The Histogram comes in a variety of flavors. The one that is most famous and mostly used is the luminosity histogram. Take a look at the following image and the Luminosity histogram that accompanies it.
If you notice, the luminosity histogram (which plots a graph of all pixels based on their luminosity scale from 0 to 255) looks absolutely fine.
Each pixel in your camera contains information in three channels (Red, Green and Blue) so each pixel has an RGB value.
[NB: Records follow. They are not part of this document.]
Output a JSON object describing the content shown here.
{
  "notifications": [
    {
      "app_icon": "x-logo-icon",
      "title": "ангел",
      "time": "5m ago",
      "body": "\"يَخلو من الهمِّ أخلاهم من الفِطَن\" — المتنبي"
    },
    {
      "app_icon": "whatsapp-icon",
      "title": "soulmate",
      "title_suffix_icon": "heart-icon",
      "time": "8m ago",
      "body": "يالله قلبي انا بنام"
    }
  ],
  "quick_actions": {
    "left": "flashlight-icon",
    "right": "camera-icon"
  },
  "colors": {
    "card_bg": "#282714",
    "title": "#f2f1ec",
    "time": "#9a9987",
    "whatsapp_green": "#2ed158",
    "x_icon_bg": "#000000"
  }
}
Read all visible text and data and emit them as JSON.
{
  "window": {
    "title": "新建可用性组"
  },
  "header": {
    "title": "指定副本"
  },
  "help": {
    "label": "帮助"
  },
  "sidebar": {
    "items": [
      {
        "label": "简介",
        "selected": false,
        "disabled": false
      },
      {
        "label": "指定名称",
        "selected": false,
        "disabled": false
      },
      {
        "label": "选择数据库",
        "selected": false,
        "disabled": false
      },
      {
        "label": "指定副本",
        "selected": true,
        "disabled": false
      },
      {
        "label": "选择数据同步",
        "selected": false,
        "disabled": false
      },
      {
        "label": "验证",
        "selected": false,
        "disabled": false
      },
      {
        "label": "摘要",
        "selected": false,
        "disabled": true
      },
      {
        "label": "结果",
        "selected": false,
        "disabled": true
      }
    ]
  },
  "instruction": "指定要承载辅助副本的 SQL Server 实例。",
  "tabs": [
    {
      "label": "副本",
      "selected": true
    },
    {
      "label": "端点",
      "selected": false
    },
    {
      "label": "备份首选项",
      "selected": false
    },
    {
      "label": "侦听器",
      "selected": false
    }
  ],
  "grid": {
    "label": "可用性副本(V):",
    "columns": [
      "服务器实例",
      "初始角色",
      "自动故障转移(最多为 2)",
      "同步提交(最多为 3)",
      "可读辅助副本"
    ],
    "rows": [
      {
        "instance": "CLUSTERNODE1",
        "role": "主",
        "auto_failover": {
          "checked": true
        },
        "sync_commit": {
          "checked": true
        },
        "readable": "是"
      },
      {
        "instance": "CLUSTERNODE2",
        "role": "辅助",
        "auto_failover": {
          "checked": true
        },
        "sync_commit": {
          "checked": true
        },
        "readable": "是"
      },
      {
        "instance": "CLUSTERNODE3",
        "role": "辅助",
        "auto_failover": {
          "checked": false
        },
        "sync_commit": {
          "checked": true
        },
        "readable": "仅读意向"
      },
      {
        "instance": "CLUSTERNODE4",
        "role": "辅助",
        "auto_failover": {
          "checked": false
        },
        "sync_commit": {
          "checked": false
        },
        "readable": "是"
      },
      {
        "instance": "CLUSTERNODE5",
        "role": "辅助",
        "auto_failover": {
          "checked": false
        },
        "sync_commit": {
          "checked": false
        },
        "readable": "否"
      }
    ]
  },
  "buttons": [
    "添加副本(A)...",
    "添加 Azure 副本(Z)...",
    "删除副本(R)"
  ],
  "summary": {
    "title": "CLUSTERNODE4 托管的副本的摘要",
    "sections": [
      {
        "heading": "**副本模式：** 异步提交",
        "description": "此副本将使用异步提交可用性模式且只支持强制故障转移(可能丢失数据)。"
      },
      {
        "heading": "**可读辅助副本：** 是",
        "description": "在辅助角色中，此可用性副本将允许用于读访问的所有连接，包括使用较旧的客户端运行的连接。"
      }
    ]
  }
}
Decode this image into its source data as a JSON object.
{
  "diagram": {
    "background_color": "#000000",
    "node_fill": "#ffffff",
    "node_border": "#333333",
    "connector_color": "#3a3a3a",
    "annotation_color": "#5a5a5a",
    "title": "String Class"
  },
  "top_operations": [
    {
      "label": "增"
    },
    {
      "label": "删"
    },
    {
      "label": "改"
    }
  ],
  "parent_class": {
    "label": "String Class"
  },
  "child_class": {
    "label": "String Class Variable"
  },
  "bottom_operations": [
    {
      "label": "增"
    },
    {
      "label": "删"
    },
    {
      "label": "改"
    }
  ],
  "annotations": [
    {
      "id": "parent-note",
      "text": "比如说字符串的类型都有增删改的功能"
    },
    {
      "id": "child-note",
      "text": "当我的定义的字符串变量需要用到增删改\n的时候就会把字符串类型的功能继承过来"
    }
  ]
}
For e.g.
A complete white has RGB values of 255,255,255
A complete black pixel has RGB values of 0,0,0
A darkish grey image might have RGB values of 123,123,123
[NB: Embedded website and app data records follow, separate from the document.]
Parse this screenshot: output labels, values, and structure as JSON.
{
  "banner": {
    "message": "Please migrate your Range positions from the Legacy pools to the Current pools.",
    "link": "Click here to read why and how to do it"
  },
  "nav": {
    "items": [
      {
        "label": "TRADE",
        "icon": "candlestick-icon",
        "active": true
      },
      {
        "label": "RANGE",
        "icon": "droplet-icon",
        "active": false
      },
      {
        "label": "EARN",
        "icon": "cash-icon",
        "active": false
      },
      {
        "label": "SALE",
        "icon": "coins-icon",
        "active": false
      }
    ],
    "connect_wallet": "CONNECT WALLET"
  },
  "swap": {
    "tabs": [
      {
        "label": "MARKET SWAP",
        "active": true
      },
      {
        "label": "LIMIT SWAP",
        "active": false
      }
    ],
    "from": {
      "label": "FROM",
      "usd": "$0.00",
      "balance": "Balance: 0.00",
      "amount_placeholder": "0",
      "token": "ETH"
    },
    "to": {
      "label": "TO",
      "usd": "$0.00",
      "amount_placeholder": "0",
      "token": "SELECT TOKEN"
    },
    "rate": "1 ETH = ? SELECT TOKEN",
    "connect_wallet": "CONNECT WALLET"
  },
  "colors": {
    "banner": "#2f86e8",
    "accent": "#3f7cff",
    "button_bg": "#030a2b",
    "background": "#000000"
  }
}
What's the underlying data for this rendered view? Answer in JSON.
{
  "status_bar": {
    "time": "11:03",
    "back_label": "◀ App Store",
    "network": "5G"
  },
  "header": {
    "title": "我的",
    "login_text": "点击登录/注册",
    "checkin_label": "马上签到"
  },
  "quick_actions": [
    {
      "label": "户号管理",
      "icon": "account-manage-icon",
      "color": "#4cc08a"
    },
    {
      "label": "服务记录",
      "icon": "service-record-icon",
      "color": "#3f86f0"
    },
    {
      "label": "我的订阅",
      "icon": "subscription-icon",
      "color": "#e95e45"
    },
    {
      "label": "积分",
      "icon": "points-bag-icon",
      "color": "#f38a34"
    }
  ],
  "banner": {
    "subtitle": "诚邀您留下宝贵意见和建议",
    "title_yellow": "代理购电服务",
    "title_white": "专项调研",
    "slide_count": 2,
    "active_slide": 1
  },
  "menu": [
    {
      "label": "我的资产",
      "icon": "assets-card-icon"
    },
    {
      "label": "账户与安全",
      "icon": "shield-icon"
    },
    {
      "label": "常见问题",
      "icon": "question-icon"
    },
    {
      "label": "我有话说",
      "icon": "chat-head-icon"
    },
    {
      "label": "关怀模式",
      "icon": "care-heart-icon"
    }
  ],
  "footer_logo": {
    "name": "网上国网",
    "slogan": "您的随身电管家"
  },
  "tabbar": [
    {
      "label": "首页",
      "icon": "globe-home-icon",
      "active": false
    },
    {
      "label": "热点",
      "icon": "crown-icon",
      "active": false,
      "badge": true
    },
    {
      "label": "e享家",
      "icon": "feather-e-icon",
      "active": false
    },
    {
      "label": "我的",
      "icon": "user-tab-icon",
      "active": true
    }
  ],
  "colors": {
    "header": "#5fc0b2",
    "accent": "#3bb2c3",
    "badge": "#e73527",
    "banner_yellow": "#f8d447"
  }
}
A bright yellow might have an RGB value of 255,255,0 and so on.
Now with this in mind, let’s see how is the Luminosity Histogram created.
The Luminosity histogram is created by taking the RGB values of each pixel and then creating a single reading out of those values with the following equation
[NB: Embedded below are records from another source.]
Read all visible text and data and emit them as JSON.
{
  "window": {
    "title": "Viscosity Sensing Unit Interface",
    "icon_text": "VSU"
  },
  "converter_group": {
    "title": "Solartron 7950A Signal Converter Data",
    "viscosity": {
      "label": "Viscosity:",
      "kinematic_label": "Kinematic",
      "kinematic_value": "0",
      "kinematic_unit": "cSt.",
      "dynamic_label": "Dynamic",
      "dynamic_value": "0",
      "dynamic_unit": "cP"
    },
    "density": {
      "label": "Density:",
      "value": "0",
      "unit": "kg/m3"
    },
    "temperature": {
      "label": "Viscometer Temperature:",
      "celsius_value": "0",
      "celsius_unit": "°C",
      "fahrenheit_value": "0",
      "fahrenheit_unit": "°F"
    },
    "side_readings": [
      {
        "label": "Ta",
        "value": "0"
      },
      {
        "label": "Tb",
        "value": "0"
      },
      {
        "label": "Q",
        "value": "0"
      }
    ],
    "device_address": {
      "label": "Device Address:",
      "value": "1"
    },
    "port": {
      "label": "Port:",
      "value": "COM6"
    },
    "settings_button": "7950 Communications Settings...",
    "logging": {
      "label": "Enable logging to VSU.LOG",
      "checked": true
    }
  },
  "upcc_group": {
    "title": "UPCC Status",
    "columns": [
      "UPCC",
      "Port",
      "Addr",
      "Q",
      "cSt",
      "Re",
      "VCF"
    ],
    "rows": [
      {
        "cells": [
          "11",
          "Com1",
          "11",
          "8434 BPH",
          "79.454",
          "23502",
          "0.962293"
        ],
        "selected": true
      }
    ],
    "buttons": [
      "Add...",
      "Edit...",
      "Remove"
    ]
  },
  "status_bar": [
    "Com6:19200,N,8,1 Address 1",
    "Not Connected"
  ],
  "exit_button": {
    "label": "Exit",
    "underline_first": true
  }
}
0.59 x Green + 0.3 x Red + 0.11 x Blue
So the green gets a 59% weight, red gets 30% and blue gets 11%.
Now assume that a pixel is a vibrant red.
Its pixel value comes to something like 255,50,50
Note that a 255 value in the red channel means that there is an over-exposure of the Red Channel.
When this is shown in the Luminosity Histogram, the value comes to
(50 x 0.59) + (255 x 0.3) + (50 x 0.11) = 111.5
This value of ‘111.5’ will never show you that the Red Channel is clipped/over-exposed.
The Highlight Enable/Alert options in your cameras also generally work on the Luminosity concept so they will not blink on channel specific over-exposure either.
This is where the Channel Specific Histograms come handy.
Take a look at the Channel Specific histograms for the image below and you will quickly realize that the Reds are getting overexposed. The easiest remedy is to reduce the exposure a little and get the colors right.
If your camera has the functionality to display the channel specific histograms as well, make sure you enable them. Helps when you are shooting subjects which have a variety of colors.